■ Problem description
In the entries that follow, find every line containing "sudo" and copy it.

________

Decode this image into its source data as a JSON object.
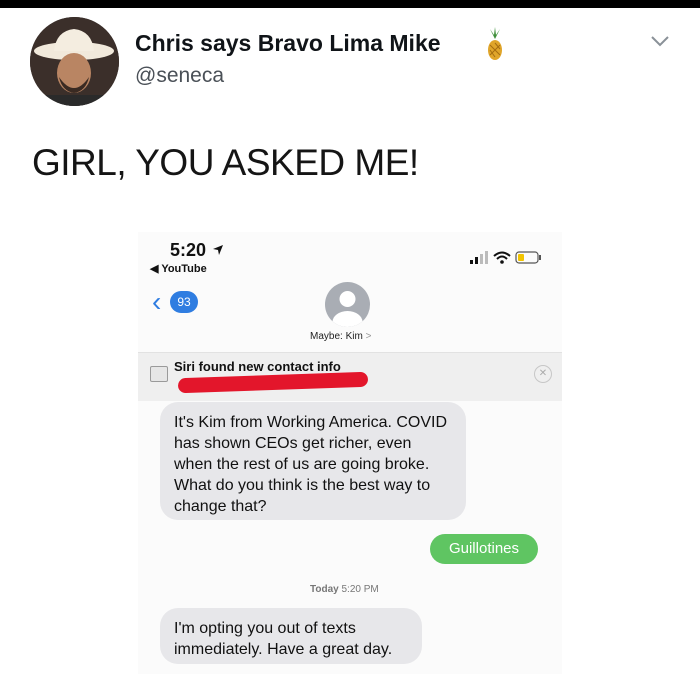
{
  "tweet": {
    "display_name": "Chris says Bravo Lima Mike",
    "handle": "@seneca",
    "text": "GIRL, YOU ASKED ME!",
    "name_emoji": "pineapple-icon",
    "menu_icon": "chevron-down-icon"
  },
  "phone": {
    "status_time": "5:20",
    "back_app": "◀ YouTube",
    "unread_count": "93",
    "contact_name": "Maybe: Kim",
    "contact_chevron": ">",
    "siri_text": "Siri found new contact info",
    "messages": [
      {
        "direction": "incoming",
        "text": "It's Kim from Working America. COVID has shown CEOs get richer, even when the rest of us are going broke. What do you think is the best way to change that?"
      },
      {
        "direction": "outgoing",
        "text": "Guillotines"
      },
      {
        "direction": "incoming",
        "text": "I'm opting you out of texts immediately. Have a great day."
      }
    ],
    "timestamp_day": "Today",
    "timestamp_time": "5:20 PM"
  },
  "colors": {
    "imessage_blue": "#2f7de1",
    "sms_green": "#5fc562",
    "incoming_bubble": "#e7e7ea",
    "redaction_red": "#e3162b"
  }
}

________

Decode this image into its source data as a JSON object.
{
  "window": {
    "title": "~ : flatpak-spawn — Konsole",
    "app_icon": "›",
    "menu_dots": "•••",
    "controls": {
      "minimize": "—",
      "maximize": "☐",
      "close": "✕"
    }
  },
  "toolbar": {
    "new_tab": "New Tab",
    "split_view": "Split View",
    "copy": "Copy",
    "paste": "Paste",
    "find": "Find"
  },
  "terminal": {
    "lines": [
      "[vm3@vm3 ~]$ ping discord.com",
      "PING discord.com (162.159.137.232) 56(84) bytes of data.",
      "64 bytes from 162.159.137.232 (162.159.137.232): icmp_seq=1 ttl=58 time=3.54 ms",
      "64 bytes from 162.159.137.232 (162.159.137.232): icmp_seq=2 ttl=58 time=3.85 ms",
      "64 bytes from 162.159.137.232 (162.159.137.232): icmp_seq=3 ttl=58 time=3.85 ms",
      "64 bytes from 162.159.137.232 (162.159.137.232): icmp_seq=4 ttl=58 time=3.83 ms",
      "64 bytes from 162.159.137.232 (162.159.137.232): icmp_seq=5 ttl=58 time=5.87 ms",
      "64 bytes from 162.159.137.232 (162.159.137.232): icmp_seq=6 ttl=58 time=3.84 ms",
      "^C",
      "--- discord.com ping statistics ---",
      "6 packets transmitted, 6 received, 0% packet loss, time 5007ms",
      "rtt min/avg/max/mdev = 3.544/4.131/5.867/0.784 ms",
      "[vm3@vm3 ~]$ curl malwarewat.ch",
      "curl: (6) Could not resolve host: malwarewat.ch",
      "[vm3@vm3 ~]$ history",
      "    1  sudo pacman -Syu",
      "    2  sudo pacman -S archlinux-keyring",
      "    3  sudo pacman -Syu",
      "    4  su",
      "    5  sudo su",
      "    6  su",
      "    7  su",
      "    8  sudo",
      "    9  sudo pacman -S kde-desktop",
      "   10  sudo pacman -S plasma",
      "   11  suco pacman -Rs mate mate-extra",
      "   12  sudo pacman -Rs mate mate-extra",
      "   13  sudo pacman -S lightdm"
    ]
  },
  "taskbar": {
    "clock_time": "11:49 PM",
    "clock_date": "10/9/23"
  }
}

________

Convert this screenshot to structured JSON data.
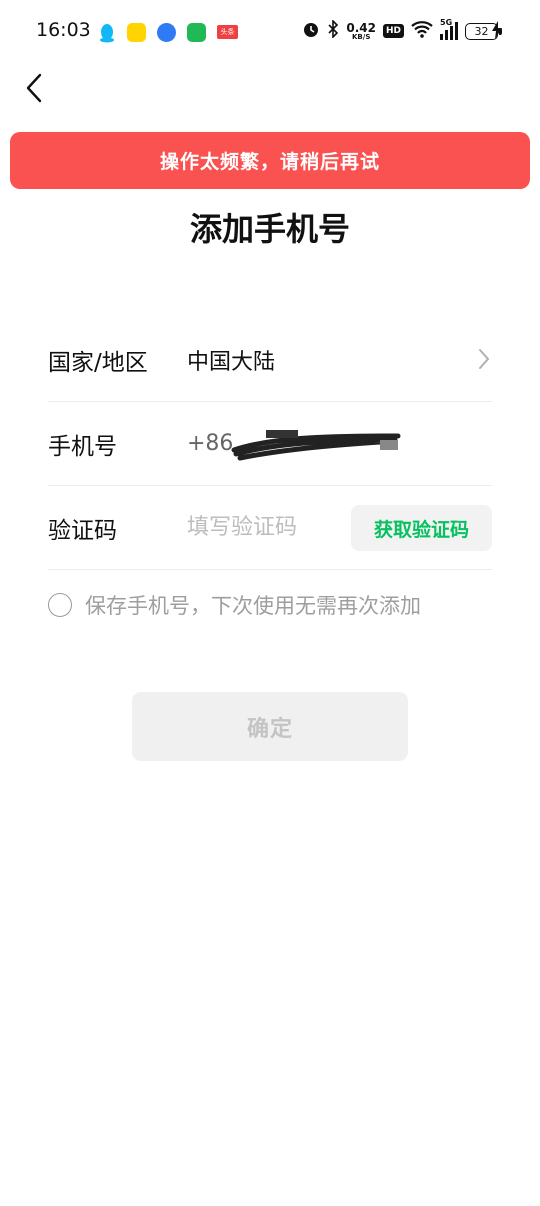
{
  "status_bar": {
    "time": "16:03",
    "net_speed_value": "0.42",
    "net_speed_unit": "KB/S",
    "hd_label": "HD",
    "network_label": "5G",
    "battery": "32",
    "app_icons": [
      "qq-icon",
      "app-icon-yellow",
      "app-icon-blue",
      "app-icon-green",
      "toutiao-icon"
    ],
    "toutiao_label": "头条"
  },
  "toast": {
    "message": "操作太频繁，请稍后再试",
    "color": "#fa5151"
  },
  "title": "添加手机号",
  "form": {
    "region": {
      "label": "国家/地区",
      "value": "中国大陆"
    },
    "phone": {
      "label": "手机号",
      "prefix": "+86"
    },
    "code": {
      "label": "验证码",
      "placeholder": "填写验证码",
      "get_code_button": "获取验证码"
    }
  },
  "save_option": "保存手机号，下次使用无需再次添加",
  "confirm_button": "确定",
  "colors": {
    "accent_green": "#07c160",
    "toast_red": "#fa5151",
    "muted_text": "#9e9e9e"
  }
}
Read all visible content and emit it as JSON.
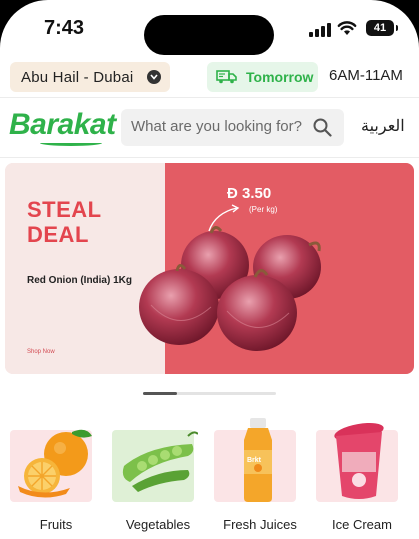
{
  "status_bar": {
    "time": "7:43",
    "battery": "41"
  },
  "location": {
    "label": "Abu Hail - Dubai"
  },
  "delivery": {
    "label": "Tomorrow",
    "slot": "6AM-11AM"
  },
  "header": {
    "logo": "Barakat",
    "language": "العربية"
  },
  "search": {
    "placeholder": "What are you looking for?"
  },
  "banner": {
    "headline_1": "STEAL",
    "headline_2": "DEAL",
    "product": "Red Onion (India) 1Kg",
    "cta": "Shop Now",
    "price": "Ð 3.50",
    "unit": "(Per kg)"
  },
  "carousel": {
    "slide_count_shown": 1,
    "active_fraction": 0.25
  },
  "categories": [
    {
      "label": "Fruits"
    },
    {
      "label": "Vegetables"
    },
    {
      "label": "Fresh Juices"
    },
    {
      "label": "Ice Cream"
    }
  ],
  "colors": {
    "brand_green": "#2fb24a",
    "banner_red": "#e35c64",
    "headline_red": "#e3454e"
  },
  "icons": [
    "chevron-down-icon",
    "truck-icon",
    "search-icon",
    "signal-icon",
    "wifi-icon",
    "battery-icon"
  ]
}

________

■ Your response
      "    1  sudo pacman -Syu",
      "    2  sudo pacman -S archlinux-keyring",
      "    3  sudo pacman -Syu",
      "    5  sudo su",
      "    8  sudo",
      "    9  sudo pacman -S kde-desktop",
      "   10  sudo pacman -S plasma",
      "   12  sudo pacman -Rs mate mate-extra",
      "   13  sudo pacman -S lightdm"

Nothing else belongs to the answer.